Troops went about heavily fortifying Guernsey, building new reinforced bunkers as well as adapting existing fortifications and adding an array of light and heavy guns.
Today, the coastline still bears testament to this time. Punctuated with fortifications and bunkers - the occupation has not been consigned to the history books just yet. Many islanders still alive today can recall being evacuated from their island home and how different Guernsey was on their return. Those who stayed, talk of life under German rule, and the jubilation of Liberation Day, 9 May 1945 (10 May in Sark; 16 May in Alderney) when Guernsey was freed; an event still celebrated today. The 2015 Channel Islands Heritage Festival will conclude with the Liberation celebrations
Guernsey was built on its relationship with the sea.
From our impressive history of shipbuilding to producing some of the most famous seafarers in British history, our heritage is intrinsically linked to our coastal waters. In Roman times Guernsey was a major trading link with Iron Age Britain. Later, between 1815 and 1880 the island had over 20 boat building yards producing over 40,000 tons of shipping.
Shipbuilding was big business, particularly between 1815 and 1890 when as many as 200 or more ships were built in more than 20 shipbuilding yards, ranging from small domestic fishing boats to fully-rigged ships. The ship building industry brought hundreds of new residents to the island in the 19th century. Many arrived as seamen or shipmates of the schooners, brigs, cutters and brigantines, which were built in the island during this period.
The island's unique position left it perfectly placed to benefit from privateering and smuggling.
The island has always been a busy trading port and wrecks in the islands' waters are evidence of that - a shipwrecked Gallo-Roman ship, found in St Peter Port harbour, was featured on the BBC's Digging for Britain' series in 2010.

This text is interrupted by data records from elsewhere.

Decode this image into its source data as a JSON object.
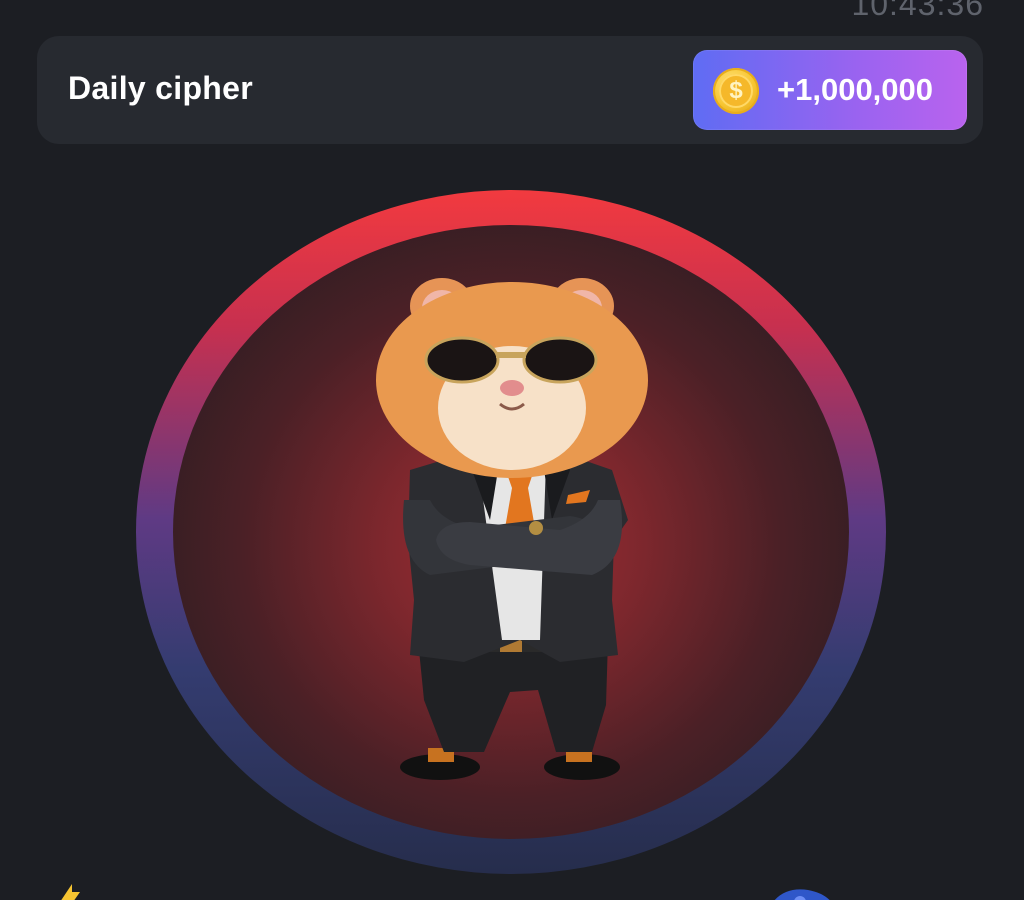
{
  "status": {
    "timer_text": "10:43:36"
  },
  "cipher": {
    "title": "Daily cipher",
    "reward_label": "+1,000,000",
    "coin_symbol": "$"
  },
  "tap_area": {
    "character": "hamster-ceo"
  },
  "colors": {
    "background": "#1c1e23",
    "card": "#272a30",
    "reward_gradient_start": "#5f6cf3",
    "reward_gradient_end": "#b963ee",
    "ring_top": "#f23a3f",
    "ring_bottom": "#262d4c",
    "coin": "#f7c531"
  }
}
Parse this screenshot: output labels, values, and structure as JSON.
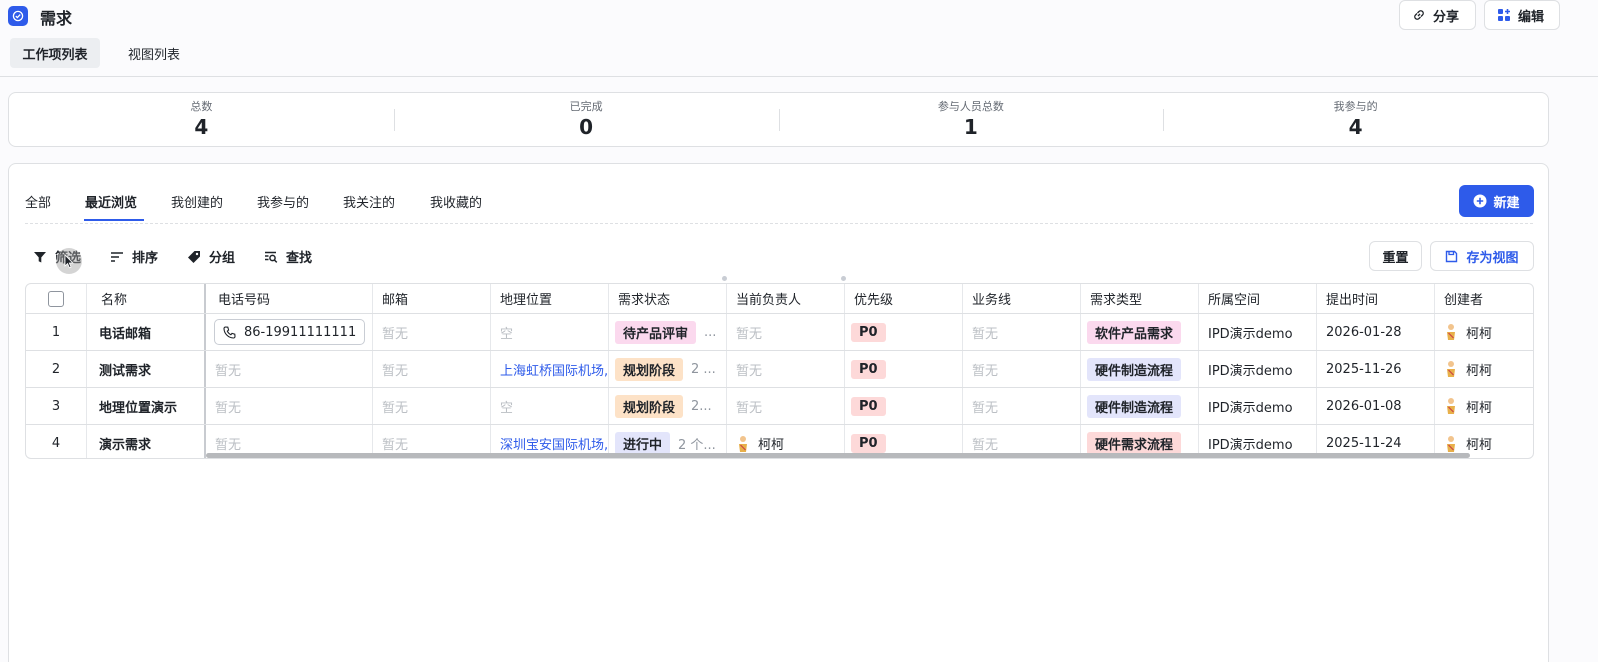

From tales of heroism and disaster, tradition and smuggling, Guernsey's maritime stories run deep.